Depending on the Pallet, the type of products and on the department store this percentage varies a lot.
For example, typically speaking – a clothes load has very little defective items. Most items would have just been returned to the store and the store would just sell them in bulk very cheap as part of a “Returned” load because they do not wish to repack it, re-tag it, clean it if necessary etc. Underwear and socks loads are usually always brand new since most stores do not allow the return of socks and/or underwear from customers.
Also, some department stores have more elaborate Repair & Service Centers then others. Products from stores which have comprehensive Repair & Service centers tend to have a higher defective rate. Generally speaking electronic items have a higher defective rate – whilst non-electronic items such as toys, cookware, cutlery, accessories, domestics etc. tend to have much lower defective rates (e.g. a set of 50 pcs of cutlery set may be in a return load simply because one of the pcs has broken.)
The generally recognized industry average used when trying to estimate working % is as follows: 65%-75% working, 20% Repairable, remainder scrap/spare parts/throwaway etc. Ofcourse no individual load or pallet will have that exact breakdown, but generally speaking the latter percentages are fairly accurate to describe the average expected condition.
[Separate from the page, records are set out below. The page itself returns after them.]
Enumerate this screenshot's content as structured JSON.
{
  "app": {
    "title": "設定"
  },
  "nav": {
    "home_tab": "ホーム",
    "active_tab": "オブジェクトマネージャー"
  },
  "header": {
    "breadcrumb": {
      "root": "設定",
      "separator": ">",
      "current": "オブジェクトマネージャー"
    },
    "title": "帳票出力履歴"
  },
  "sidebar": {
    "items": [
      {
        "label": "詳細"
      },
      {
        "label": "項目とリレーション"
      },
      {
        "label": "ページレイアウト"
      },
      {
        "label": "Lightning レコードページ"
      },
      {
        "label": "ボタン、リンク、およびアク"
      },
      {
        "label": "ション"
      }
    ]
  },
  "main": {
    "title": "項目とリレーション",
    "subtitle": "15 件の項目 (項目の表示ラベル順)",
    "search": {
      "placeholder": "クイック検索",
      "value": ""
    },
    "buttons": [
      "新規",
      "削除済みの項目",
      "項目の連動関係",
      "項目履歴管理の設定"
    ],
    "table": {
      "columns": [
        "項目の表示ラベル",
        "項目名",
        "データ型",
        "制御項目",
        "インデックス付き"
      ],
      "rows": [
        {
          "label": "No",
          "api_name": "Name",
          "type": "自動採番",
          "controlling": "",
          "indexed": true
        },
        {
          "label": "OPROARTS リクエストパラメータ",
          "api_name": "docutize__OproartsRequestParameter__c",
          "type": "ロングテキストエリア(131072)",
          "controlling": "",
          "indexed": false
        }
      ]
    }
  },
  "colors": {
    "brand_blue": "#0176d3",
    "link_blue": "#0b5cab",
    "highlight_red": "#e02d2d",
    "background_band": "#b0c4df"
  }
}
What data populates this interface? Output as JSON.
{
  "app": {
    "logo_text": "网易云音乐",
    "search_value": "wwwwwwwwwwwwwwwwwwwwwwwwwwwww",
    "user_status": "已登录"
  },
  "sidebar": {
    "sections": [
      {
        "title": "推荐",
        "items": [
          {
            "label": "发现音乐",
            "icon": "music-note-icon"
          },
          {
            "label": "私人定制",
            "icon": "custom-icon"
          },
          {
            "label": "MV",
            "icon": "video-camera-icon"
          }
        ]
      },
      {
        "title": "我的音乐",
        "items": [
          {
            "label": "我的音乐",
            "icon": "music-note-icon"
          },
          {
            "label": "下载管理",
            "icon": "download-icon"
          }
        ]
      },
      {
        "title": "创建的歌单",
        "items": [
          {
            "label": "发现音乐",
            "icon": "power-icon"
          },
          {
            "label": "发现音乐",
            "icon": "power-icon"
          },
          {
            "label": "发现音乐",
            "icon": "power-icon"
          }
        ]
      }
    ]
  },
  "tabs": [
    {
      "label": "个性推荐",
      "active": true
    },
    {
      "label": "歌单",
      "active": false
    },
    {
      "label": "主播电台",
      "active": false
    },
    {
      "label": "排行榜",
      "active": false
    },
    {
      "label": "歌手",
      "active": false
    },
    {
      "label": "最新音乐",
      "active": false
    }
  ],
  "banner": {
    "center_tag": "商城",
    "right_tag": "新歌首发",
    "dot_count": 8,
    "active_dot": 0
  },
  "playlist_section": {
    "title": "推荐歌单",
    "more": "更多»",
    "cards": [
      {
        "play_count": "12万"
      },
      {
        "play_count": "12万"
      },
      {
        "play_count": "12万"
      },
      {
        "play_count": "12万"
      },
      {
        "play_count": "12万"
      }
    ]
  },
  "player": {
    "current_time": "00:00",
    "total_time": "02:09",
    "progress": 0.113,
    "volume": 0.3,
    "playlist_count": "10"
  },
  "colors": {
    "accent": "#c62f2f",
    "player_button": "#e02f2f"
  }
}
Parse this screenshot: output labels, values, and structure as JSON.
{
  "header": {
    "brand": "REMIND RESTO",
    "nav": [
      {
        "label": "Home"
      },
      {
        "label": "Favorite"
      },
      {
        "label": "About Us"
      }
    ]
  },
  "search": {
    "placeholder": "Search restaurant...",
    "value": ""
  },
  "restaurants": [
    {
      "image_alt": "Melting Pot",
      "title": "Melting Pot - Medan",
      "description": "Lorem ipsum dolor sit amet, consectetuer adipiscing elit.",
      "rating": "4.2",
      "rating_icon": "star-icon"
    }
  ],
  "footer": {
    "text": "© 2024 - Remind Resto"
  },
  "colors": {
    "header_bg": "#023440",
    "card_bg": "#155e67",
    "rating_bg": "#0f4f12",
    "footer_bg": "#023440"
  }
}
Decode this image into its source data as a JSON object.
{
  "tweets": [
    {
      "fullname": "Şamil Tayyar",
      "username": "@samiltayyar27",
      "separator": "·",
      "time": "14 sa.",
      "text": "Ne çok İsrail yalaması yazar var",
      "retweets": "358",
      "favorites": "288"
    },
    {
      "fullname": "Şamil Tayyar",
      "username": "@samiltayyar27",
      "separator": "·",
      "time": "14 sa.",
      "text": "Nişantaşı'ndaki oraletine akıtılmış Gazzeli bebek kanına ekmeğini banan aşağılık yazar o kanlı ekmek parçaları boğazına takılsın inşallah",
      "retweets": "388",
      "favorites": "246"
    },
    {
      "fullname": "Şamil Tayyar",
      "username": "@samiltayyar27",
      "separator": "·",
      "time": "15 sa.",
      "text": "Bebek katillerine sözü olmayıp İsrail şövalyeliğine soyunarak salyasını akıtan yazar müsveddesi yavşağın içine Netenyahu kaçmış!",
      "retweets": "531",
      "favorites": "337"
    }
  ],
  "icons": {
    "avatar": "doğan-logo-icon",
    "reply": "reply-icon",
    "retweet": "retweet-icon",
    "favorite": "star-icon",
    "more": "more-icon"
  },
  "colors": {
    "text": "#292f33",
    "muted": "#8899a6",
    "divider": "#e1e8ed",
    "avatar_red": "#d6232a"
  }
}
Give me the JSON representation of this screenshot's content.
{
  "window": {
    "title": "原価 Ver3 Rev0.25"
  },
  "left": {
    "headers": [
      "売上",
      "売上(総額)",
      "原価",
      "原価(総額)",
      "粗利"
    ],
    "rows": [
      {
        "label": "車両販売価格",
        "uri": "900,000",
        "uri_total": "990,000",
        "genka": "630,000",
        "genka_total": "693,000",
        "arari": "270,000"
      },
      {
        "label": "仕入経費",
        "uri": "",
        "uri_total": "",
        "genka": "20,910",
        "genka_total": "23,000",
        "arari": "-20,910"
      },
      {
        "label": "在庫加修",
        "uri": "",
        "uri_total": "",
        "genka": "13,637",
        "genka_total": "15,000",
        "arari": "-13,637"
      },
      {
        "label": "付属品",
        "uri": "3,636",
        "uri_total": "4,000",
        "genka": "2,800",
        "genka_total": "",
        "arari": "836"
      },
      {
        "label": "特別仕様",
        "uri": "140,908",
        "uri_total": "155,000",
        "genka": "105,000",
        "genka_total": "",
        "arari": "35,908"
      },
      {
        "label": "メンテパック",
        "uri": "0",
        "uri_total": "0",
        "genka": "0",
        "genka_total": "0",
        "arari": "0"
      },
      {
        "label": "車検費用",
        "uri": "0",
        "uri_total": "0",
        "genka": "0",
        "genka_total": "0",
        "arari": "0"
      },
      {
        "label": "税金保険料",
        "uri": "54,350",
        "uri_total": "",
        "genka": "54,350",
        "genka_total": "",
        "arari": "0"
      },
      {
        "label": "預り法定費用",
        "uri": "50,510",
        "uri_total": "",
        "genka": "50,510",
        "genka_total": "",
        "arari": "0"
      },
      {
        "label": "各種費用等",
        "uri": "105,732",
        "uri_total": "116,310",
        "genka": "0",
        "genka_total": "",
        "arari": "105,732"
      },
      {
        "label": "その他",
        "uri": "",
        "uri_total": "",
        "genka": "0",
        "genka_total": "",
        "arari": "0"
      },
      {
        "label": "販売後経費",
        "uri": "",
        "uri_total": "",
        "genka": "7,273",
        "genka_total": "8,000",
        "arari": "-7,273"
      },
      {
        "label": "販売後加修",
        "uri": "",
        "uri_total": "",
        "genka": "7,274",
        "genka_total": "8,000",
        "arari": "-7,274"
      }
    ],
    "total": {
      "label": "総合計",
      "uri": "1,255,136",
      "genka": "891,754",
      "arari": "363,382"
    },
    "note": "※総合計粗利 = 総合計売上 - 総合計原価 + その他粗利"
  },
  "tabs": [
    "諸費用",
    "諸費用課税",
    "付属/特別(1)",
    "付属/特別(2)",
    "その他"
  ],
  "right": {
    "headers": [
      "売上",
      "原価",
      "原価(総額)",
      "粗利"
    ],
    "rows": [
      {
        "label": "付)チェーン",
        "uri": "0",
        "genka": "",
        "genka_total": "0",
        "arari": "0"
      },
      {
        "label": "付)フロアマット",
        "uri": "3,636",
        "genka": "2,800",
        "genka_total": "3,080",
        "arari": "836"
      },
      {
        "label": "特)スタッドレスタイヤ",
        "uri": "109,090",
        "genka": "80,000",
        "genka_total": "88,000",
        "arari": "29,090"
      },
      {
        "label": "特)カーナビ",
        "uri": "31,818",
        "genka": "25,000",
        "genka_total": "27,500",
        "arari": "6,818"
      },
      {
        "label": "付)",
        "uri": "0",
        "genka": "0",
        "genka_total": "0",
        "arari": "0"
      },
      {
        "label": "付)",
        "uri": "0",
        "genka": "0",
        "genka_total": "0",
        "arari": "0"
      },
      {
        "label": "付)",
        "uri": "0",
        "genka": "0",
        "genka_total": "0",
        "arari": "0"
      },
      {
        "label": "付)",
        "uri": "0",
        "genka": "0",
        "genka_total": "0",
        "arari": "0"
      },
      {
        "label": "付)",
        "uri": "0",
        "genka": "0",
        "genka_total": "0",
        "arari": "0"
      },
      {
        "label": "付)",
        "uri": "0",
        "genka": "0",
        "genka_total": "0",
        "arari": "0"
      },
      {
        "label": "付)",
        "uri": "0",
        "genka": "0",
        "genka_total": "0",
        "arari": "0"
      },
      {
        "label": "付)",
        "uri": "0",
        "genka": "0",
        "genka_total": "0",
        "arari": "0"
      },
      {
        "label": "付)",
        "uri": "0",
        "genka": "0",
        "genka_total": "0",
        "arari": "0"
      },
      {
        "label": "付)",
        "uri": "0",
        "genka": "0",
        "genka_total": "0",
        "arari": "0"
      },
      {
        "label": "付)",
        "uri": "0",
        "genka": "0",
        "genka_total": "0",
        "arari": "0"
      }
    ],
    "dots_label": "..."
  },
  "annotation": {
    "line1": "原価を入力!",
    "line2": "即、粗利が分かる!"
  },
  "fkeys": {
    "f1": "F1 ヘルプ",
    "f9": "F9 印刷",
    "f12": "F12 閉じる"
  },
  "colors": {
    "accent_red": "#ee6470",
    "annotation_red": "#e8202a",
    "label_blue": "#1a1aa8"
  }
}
Please note – exact working % of any particular pallet/load is unknown – and all items are always untested.